Doctors and gun-control advocates say they will file an appeal of a ruling by the 11th U.S. Circuit Court of Appeals upholding Florida’s controversial 2011 “docs vs. glocks” law.
The three-judge panel, in a 2-1 decision last week, found the Florida Legislature had the right to pass the law restricting doctors and other medical providers from asking about gun ownership during medical visits.
Announcing an appeal on Monday is the Brady Center to Prevent Gun Violence, the group aiding Florida doctors in fighting the law.
“If the appellate court’s decision is allowed to stand, the corporate gun lobby and its political cronies will be given license to silence the medical community from speaking the truth to patients about the real risks of guns in the home, and any powerful industry will be able to dictate whether families get complete, honest information about the dangers posed by its products,” said Jonathan Lowy, director of the Brady Center Legal Action Project.
Supporters of law, which had the backing of the National Rifle Association, say doctors may be prejudiced against patients who own guns or refuse to answer questions about gun ownership.
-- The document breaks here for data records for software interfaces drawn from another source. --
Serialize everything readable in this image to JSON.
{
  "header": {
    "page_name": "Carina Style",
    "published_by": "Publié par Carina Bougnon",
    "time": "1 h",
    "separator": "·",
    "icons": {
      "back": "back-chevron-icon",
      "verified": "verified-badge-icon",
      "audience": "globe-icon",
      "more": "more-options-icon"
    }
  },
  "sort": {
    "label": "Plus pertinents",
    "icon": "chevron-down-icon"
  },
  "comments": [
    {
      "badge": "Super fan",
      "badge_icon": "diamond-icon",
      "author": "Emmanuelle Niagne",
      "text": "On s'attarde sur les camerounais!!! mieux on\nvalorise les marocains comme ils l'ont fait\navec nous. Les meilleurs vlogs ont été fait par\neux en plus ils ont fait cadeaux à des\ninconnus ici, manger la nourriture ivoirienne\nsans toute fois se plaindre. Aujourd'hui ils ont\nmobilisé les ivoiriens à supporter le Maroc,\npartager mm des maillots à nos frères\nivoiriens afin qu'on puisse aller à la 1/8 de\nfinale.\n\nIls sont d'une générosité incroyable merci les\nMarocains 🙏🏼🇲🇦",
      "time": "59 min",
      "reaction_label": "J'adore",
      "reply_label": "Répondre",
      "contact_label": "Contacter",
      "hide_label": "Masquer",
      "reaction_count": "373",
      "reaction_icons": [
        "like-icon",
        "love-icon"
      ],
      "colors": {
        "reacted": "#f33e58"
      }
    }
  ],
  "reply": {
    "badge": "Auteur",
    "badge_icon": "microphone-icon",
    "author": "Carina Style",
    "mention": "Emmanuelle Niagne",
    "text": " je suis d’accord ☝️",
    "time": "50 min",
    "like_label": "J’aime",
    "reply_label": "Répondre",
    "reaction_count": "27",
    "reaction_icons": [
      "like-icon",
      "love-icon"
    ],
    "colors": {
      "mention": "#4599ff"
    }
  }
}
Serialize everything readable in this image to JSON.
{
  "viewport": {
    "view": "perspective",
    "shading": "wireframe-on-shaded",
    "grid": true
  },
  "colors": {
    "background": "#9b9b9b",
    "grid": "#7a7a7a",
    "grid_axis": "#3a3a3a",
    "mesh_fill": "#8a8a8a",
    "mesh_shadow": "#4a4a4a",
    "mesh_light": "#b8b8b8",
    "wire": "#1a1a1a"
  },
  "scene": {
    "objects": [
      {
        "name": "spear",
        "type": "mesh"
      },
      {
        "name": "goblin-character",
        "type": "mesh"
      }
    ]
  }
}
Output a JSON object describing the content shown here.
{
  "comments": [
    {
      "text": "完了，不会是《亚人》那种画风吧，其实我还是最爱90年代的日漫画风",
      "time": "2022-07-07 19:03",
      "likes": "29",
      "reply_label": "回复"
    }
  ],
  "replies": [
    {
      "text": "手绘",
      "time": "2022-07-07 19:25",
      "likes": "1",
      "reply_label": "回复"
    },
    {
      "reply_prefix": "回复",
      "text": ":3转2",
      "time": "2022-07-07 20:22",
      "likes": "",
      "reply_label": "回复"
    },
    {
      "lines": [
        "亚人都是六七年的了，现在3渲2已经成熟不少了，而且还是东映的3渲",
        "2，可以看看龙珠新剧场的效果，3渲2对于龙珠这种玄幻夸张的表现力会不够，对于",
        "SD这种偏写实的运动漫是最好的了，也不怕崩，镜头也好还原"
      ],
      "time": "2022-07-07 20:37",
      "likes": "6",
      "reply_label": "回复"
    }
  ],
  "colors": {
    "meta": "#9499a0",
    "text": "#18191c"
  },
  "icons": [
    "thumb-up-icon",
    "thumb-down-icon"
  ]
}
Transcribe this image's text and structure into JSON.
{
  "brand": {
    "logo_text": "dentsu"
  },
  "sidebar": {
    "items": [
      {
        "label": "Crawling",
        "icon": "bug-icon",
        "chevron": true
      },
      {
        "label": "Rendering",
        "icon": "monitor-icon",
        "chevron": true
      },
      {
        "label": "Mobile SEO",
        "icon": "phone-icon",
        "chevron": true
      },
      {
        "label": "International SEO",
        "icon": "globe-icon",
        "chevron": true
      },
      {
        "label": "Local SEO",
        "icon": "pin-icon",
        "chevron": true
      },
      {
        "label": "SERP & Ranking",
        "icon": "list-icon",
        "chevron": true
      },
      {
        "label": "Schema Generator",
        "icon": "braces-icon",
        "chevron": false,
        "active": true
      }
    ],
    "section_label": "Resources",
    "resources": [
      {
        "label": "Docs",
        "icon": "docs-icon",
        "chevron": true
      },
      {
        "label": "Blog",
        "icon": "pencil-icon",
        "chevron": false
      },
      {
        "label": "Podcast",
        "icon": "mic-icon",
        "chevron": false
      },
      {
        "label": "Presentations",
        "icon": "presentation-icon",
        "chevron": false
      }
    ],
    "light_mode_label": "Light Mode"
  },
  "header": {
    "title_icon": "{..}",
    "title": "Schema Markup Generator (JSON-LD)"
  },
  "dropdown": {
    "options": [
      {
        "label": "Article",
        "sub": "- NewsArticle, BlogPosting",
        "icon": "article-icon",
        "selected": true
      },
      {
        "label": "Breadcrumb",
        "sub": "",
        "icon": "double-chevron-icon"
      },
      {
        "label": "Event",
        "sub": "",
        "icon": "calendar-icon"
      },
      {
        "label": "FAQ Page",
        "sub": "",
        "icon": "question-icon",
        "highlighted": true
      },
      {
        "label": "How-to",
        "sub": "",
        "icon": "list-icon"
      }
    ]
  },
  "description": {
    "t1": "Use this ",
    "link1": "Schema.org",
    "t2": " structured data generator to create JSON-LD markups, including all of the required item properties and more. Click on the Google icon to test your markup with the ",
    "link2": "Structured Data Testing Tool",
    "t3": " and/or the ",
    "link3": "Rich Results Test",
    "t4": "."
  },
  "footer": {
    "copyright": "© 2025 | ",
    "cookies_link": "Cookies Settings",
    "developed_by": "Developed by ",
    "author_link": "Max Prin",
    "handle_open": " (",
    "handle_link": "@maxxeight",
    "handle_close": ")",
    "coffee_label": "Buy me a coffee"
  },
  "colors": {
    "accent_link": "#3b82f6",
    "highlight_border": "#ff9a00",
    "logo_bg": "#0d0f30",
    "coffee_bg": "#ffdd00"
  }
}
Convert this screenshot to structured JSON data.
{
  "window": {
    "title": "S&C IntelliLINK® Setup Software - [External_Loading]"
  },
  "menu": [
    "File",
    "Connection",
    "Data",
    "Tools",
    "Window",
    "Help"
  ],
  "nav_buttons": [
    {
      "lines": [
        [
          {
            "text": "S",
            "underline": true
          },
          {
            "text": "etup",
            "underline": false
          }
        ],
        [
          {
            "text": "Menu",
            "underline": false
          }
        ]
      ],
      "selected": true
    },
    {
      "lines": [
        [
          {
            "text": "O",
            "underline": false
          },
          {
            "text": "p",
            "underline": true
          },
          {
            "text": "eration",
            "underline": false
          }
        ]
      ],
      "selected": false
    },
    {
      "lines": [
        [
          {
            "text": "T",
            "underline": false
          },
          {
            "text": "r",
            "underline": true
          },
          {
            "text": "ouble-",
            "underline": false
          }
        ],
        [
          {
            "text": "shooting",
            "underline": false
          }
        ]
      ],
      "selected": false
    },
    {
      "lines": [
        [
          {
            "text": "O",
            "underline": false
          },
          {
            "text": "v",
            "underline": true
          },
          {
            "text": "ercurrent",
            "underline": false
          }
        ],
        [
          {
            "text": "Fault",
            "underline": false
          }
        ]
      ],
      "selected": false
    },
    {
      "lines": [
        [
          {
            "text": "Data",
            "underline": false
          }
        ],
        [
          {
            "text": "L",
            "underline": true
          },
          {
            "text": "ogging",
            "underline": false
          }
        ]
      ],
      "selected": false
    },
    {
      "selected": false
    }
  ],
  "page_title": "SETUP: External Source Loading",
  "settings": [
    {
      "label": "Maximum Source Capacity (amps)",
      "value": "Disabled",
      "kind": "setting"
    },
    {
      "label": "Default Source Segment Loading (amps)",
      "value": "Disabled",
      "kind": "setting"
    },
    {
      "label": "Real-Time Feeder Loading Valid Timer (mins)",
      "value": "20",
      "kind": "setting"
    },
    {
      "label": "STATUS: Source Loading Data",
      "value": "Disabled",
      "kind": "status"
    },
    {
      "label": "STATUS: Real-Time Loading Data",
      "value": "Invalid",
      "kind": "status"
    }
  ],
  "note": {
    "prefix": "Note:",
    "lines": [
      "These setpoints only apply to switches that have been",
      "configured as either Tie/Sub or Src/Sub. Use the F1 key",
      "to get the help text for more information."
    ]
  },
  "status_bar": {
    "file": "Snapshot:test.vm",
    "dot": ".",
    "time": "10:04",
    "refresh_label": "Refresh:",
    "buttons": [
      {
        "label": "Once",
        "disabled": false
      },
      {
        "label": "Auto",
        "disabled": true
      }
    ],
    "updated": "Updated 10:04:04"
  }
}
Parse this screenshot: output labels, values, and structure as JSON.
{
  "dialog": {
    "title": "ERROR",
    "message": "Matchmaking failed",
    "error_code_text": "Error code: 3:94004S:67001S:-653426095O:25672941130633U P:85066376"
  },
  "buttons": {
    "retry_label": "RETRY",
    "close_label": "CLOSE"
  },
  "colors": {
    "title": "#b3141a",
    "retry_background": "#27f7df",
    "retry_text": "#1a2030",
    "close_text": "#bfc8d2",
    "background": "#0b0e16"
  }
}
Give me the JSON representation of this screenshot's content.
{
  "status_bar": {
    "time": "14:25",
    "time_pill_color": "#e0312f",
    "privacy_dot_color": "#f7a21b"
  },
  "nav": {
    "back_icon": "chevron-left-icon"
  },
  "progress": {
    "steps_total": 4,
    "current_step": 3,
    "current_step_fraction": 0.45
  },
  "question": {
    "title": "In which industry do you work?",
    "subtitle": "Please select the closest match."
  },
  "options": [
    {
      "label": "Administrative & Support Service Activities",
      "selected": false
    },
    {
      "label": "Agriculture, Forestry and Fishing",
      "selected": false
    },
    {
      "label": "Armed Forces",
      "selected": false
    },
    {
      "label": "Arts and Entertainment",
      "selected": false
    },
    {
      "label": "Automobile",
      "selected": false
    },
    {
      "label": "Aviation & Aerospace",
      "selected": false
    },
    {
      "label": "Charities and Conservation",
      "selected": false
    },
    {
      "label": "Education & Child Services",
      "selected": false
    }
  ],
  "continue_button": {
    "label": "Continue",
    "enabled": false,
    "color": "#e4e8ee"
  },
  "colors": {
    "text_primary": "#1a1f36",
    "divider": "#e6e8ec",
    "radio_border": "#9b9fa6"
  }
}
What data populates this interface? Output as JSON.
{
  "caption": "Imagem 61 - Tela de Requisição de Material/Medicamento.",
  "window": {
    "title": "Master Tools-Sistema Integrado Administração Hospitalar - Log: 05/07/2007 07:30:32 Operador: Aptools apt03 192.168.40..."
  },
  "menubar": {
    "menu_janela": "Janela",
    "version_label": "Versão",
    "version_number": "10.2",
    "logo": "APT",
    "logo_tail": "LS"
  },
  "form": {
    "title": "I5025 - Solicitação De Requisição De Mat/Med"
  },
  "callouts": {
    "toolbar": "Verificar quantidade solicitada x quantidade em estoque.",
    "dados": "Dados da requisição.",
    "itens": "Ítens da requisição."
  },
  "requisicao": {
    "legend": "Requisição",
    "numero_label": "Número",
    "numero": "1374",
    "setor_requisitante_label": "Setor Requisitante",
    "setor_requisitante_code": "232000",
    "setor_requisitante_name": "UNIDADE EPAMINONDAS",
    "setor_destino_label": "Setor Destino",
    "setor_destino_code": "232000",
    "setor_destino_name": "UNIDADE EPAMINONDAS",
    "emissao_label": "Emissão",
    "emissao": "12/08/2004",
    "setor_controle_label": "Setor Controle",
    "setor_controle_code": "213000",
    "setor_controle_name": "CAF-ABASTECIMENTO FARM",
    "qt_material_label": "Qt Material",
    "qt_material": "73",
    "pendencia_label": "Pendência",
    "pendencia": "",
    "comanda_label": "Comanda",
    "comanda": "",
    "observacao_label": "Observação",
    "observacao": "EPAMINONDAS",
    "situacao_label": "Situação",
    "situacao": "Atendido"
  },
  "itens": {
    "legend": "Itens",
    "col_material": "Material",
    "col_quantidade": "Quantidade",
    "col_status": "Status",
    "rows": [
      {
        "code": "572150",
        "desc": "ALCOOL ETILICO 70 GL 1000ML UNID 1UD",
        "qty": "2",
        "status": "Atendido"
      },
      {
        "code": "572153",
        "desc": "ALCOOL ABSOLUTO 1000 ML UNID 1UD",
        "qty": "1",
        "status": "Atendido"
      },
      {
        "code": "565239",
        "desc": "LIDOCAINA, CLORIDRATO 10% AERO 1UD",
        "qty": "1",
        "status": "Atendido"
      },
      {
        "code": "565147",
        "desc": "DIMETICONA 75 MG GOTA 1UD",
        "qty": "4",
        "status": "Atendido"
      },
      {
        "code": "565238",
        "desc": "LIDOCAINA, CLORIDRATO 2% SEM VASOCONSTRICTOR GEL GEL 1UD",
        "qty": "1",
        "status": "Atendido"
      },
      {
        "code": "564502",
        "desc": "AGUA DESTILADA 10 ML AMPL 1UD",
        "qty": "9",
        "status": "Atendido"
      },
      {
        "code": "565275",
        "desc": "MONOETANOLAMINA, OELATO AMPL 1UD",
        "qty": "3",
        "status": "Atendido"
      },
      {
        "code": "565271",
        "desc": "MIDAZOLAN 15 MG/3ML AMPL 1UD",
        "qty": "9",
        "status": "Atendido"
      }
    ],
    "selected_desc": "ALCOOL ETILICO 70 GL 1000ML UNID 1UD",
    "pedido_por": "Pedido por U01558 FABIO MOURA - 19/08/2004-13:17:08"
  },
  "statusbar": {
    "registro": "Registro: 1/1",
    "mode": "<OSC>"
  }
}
Critics contend that it is necessary for doctors to know what is in a patient’s home, so they can provide safety advice.